The bridge venue is set up on the 12th and 13th floors of a Hangzhou office building. A nearly silent atmosphere pervades the space. Four players each fill dozens of small tables — card-table size, of course. Many hold a fan-like spread of cards in one hand, and a few fiddle with reading glasses in the other.
Each table has a screen running diagonally — top and bottom — to keep players from passing signals to teammates. The game presents no language barriers, using universal terms from English like “no trump, slam, pass” and so forth.
Observers can watch the hands that are dealt — and how they are played — on large television screens filled with red and black symbols for spades, hearts, diamonds and clubs.
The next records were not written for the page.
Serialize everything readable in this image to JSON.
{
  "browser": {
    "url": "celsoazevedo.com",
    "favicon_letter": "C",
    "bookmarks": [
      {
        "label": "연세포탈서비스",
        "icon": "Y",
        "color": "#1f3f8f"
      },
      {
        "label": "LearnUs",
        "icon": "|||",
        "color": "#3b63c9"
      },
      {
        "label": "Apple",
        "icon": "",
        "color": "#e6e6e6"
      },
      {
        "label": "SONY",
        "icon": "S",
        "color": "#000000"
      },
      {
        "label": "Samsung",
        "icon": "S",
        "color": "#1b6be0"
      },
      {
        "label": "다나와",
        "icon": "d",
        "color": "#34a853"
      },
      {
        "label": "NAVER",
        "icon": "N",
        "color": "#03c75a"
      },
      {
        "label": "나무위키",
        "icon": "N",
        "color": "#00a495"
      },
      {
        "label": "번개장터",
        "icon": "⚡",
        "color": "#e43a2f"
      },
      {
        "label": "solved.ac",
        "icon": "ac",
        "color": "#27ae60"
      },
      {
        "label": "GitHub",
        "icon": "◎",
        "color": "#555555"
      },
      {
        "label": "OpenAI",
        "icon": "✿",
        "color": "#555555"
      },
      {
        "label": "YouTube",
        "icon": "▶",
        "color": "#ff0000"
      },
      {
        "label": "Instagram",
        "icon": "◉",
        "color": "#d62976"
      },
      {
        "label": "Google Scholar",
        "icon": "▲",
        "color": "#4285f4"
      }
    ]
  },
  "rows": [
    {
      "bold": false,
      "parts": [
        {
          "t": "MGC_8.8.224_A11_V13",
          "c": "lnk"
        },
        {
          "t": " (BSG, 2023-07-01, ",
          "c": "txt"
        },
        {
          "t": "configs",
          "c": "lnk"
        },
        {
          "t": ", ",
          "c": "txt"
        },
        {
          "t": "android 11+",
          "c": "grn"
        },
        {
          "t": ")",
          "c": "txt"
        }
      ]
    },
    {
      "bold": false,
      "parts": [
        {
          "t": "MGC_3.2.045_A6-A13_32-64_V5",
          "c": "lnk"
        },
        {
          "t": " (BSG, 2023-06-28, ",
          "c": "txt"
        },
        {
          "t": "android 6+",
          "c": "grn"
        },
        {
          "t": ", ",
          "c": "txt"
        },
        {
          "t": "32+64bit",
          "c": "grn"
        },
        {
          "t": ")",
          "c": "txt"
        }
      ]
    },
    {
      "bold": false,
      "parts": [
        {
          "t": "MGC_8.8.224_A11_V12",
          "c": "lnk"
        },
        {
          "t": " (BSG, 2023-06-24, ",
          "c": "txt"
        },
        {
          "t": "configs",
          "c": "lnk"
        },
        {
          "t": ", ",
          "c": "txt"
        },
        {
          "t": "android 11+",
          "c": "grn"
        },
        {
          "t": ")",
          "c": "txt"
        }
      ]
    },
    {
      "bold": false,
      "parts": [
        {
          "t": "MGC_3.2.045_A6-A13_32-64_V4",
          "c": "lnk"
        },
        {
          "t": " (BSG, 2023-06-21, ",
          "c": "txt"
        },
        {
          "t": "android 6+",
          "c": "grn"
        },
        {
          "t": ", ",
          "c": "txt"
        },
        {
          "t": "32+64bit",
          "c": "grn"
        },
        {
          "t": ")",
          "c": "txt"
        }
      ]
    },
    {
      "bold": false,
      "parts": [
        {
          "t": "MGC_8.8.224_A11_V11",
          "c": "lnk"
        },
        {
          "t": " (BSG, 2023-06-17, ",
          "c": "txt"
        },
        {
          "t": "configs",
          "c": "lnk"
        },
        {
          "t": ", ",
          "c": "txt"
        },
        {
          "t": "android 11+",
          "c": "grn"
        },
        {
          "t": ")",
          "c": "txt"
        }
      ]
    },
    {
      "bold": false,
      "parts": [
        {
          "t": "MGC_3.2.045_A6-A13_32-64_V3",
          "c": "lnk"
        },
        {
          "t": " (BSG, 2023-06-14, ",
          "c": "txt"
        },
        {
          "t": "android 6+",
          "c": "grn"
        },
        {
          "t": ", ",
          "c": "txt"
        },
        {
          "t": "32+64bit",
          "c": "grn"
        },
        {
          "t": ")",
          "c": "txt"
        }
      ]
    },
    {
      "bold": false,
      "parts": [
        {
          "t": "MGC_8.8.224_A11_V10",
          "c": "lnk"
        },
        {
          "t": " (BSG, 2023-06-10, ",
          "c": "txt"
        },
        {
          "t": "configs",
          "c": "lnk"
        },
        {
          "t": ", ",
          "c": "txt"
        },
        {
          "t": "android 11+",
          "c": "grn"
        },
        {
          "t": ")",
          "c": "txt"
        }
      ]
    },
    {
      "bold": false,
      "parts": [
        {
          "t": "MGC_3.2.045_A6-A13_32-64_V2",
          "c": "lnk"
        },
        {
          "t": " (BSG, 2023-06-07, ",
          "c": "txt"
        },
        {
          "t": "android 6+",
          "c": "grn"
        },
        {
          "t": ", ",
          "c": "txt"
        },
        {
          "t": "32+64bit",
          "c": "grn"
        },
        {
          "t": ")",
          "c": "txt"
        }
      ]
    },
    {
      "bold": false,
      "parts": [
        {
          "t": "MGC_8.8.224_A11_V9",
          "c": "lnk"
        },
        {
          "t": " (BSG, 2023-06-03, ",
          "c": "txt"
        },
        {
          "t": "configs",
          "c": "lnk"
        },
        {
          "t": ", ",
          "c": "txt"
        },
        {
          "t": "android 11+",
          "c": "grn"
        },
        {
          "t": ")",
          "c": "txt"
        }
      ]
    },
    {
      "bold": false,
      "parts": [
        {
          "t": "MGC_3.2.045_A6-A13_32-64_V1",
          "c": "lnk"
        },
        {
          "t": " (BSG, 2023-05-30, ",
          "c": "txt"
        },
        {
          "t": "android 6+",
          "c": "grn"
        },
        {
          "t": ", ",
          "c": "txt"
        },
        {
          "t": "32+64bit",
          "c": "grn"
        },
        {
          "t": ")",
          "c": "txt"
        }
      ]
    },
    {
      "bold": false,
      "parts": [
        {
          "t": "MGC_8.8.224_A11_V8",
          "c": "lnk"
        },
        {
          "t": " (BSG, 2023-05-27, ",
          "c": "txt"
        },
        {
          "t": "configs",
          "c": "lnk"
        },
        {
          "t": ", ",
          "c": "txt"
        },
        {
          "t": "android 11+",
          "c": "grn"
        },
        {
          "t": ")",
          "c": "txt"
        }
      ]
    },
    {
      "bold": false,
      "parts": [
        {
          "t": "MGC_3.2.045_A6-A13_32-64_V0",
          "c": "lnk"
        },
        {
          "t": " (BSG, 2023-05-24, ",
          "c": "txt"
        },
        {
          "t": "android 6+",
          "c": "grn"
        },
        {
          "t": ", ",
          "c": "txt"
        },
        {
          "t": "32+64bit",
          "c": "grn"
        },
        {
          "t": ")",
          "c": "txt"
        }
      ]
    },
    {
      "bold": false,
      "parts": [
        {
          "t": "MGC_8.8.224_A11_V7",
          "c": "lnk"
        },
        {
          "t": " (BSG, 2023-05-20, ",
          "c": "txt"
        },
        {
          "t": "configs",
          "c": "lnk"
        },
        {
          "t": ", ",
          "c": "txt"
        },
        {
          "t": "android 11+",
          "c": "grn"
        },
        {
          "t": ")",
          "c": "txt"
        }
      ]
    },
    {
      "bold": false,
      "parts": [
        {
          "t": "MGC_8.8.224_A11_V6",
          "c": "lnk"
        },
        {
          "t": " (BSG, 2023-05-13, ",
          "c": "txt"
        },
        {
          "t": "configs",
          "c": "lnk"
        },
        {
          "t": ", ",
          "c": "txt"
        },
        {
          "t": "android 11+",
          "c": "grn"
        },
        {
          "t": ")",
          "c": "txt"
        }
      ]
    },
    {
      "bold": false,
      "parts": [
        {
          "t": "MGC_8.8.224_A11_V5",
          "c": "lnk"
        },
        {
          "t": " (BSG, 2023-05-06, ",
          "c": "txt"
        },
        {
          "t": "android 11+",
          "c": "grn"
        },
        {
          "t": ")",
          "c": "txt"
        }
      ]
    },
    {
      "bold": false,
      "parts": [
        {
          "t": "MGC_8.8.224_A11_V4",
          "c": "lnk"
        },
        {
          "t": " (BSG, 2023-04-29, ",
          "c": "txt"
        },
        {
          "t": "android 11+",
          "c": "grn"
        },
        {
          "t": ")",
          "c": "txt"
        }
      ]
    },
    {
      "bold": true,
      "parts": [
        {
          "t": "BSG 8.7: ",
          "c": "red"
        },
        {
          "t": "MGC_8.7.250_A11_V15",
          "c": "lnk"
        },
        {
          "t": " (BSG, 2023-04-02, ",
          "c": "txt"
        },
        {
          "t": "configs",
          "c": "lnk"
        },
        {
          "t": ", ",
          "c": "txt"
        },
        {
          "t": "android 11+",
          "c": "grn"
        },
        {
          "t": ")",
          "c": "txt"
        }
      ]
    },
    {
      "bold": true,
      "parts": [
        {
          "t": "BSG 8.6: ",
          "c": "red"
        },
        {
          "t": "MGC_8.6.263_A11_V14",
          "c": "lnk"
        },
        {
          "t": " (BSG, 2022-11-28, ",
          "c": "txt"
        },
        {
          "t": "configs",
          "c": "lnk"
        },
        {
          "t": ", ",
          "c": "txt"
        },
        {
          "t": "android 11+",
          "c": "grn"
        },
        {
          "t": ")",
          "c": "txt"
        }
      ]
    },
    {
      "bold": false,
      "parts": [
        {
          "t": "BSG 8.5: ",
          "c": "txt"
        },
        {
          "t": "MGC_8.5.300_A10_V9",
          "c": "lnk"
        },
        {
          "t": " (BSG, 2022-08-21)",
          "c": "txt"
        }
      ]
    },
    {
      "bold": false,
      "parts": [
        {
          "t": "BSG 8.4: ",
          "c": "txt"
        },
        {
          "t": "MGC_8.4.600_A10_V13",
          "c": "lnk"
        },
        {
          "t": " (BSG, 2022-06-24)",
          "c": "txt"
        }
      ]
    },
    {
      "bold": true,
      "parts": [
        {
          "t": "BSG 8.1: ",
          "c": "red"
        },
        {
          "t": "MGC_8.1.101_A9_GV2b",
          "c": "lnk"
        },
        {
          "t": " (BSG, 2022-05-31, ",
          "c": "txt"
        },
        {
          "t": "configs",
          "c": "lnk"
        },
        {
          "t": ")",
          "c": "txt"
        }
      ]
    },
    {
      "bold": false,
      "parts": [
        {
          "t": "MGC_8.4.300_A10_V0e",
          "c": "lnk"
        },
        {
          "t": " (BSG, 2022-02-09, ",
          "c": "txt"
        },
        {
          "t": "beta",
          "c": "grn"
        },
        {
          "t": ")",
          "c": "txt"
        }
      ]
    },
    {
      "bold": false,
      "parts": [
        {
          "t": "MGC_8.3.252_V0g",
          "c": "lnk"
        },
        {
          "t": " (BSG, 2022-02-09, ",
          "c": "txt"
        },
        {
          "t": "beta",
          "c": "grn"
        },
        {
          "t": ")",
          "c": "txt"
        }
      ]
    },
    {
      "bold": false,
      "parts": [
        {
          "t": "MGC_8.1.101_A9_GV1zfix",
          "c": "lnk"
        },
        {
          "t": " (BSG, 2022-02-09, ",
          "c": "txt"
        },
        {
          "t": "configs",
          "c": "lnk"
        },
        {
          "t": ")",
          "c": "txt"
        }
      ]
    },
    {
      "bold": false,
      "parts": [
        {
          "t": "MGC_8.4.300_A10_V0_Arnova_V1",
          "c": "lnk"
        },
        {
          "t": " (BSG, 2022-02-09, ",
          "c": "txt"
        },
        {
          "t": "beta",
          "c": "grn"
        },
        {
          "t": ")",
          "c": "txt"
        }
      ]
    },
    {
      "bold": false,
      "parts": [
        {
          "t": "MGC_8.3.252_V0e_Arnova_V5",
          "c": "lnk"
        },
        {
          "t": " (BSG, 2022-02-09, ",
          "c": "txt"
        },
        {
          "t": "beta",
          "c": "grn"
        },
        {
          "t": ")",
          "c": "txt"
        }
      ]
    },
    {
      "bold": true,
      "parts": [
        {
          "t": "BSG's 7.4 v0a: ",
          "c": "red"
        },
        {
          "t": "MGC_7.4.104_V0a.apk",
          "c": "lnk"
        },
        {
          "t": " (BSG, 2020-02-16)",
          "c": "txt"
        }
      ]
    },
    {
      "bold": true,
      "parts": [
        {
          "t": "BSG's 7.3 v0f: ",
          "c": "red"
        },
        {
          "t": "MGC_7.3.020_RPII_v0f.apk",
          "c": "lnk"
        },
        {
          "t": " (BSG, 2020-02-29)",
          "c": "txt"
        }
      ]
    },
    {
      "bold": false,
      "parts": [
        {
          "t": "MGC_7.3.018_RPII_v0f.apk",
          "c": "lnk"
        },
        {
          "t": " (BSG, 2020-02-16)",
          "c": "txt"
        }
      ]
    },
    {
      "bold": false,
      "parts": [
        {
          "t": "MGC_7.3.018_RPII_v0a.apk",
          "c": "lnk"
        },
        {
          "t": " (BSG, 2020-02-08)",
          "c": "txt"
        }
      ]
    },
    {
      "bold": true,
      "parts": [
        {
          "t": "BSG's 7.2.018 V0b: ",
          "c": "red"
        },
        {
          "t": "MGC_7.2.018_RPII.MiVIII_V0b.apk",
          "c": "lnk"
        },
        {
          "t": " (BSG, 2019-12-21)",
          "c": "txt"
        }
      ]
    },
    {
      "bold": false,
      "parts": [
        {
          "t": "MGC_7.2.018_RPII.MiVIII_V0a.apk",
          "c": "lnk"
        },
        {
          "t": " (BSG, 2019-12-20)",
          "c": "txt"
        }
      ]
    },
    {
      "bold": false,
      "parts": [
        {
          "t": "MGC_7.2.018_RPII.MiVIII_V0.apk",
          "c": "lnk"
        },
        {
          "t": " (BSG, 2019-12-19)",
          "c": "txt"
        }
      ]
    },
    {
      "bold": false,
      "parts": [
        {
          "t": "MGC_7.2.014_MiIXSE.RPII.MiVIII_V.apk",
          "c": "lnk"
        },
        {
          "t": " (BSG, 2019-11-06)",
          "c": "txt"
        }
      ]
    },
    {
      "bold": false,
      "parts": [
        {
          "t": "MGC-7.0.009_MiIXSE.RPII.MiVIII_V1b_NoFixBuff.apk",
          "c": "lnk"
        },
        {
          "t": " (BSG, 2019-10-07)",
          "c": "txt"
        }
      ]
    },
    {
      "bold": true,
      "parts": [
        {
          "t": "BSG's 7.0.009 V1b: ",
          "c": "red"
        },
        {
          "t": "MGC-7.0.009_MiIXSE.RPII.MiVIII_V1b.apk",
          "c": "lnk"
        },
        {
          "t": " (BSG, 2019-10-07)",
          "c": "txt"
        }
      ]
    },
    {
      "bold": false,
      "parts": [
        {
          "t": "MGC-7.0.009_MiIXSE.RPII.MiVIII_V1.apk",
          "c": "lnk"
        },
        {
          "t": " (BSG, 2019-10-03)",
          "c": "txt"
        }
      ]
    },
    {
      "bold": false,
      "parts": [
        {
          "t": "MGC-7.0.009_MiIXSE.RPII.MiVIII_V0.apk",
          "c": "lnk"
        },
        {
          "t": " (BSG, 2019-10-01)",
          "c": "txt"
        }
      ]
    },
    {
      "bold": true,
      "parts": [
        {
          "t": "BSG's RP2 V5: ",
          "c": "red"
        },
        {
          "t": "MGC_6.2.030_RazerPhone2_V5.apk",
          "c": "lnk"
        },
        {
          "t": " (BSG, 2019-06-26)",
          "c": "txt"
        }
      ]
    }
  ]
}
Ong said teams playing contract bridge have been known to — not in competitions — “kick, cough and stomp” to pass signals to teammates. Hence, the screens.
In addition to the aging players, Bridge also has an image problem, at least in parts of Asia.
“The general concept is India is that cards is gambling,” Shah said. “Bridge is cards, and cards is gambling. You have to convince parents that it’s an intellectual game. It improves your logical powers. It sharpens so many skills for the brain.”
Of course, bridge has nothing to do with poker or black jack and would be as out of place in a casino as Spain’s national festival of bullfighting might be in Bhutan.
The misconception also exists in Pakistan, a predominantly Muslim country where Dr. Ahmed said he uses a different pitch.
“We don’t have any muscles in the brain, but by playing bridge you can see you can build the mind muscle,” he said.
“I think 99.9% of our people don’t know what bridge is,” he added. “In Islam we don’t like betting so most of the people connect card games with betting. They laugh at me wearing a beard. They say he’s participating in such an event; a religious person playing a card game. Yes, I have to explain.”
AP Asia sports: https://apnews.com/hub/sports-asia